Element data from apps and pages
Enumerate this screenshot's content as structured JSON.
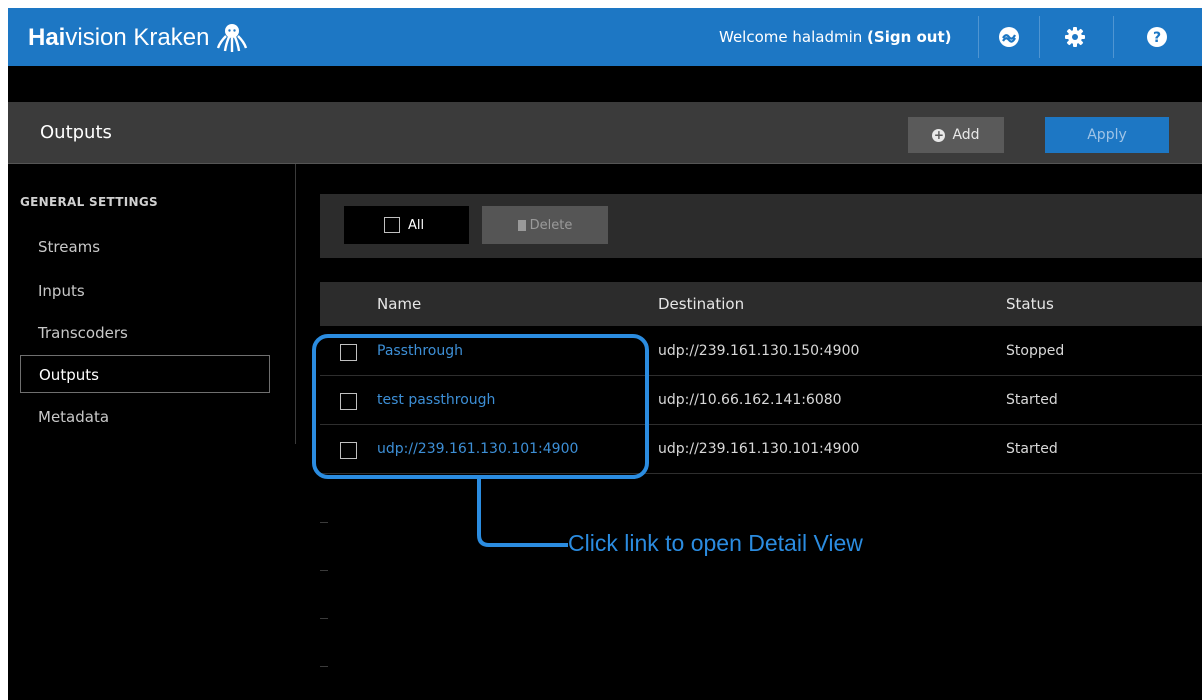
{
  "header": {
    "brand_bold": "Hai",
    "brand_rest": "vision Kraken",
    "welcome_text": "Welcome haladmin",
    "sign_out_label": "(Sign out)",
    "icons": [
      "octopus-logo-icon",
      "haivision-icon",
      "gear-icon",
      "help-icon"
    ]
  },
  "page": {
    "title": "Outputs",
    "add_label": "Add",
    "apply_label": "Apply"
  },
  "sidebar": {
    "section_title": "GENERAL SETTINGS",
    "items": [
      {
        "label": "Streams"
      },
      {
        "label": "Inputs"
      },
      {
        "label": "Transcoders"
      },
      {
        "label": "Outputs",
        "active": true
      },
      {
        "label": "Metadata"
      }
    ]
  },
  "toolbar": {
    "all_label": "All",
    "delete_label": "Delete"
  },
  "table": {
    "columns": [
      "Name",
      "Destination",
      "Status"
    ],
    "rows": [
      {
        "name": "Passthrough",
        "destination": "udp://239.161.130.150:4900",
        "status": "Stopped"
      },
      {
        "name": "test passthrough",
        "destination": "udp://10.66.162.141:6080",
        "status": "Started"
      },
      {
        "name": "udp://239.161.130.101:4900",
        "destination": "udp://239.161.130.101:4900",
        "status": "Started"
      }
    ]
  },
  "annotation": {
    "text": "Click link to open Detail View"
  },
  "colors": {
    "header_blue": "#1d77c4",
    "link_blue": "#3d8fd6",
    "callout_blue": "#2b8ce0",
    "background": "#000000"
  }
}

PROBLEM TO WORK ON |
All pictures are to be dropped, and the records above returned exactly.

RESPONSE TO THIS EXERCISE |
Enumerate this screenshot's content as structured JSON.
{
  "header": {
    "brand_bold": "Hai",
    "brand_rest": "vision Kraken",
    "welcome_text": "Welcome haladmin",
    "sign_out_label": "(Sign out)",
    "icons": [
      "octopus-logo-icon",
      "haivision-icon",
      "gear-icon",
      "help-icon"
    ]
  },
  "page": {
    "title": "Outputs",
    "add_label": "Add",
    "apply_label": "Apply"
  },
  "sidebar": {
    "section_title": "GENERAL SETTINGS",
    "items": [
      {
        "label": "Streams"
      },
      {
        "label": "Inputs"
      },
      {
        "label": "Transcoders"
      },
      {
        "label": "Outputs",
        "active": true
      },
      {
        "label": "Metadata"
      }
    ]
  },
  "toolbar": {
    "all_label": "All",
    "delete_label": "Delete"
  },
  "table": {
    "columns": [
      "Name",
      "Destination",
      "Status"
    ],
    "rows": [
      {
        "name": "Passthrough",
        "destination": "udp://239.161.130.150:4900",
        "status": "Stopped"
      },
      {
        "name": "test passthrough",
        "destination": "udp://10.66.162.141:6080",
        "status": "Started"
      },
      {
        "name": "udp://239.161.130.101:4900",
        "destination": "udp://239.161.130.101:4900",
        "status": "Started"
      }
    ]
  },
  "annotation": {
    "text": "Click link to open Detail View"
  },
  "colors": {
    "header_blue": "#1d77c4",
    "link_blue": "#3d8fd6",
    "callout_blue": "#2b8ce0",
    "background": "#000000"
  }
}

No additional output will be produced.